App and web page records
--------
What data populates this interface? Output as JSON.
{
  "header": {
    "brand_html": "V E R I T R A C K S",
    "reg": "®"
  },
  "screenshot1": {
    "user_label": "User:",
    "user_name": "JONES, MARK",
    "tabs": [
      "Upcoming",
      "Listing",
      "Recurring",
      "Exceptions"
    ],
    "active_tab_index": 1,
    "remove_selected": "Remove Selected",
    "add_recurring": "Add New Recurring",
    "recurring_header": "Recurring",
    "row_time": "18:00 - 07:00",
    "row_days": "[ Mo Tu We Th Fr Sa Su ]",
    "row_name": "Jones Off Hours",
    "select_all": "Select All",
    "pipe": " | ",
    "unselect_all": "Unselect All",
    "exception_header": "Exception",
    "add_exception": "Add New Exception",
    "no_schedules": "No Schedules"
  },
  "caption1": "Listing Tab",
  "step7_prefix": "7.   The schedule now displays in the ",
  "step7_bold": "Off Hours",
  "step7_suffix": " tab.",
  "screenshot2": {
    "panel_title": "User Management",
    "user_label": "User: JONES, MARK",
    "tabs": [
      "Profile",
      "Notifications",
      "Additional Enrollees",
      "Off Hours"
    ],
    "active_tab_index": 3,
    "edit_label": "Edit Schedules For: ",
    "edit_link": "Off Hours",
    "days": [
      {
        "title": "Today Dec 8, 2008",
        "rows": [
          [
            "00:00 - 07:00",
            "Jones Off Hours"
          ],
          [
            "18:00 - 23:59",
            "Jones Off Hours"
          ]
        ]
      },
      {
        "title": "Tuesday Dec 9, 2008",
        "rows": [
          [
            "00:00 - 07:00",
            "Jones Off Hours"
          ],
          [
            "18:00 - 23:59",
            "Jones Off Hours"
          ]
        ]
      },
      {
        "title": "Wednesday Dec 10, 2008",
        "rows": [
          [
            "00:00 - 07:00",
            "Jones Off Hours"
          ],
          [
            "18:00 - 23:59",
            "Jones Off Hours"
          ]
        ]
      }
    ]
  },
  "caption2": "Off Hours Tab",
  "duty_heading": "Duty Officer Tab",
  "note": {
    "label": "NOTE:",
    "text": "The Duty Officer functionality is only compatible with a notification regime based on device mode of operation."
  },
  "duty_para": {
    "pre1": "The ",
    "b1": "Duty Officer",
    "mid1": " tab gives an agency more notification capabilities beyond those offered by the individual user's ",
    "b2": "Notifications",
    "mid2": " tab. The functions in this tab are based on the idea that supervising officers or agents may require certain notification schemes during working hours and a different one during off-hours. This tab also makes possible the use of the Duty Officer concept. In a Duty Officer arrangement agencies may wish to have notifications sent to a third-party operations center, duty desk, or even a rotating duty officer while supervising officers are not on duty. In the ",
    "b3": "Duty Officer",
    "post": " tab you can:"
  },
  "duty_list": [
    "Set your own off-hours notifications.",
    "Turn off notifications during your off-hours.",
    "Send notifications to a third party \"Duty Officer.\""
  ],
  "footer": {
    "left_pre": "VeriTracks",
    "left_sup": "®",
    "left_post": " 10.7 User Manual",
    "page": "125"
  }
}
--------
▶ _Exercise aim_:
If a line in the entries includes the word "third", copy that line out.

▶ _Reply_:
    "mid2": " tab. The functions in this tab are based on the idea that supervising officers or agents may require certain notification schemes during working hours and a different one during off-hours. This tab also makes possible the use of the Duty Officer concept. In a Duty Officer arrangement agencies may wish to have notifications sent to a third-party operations center, duty desk, or even a rotating duty officer while supervising officers are not on duty. In the ",
    "Send notifications to a third party \"Duty Officer.\""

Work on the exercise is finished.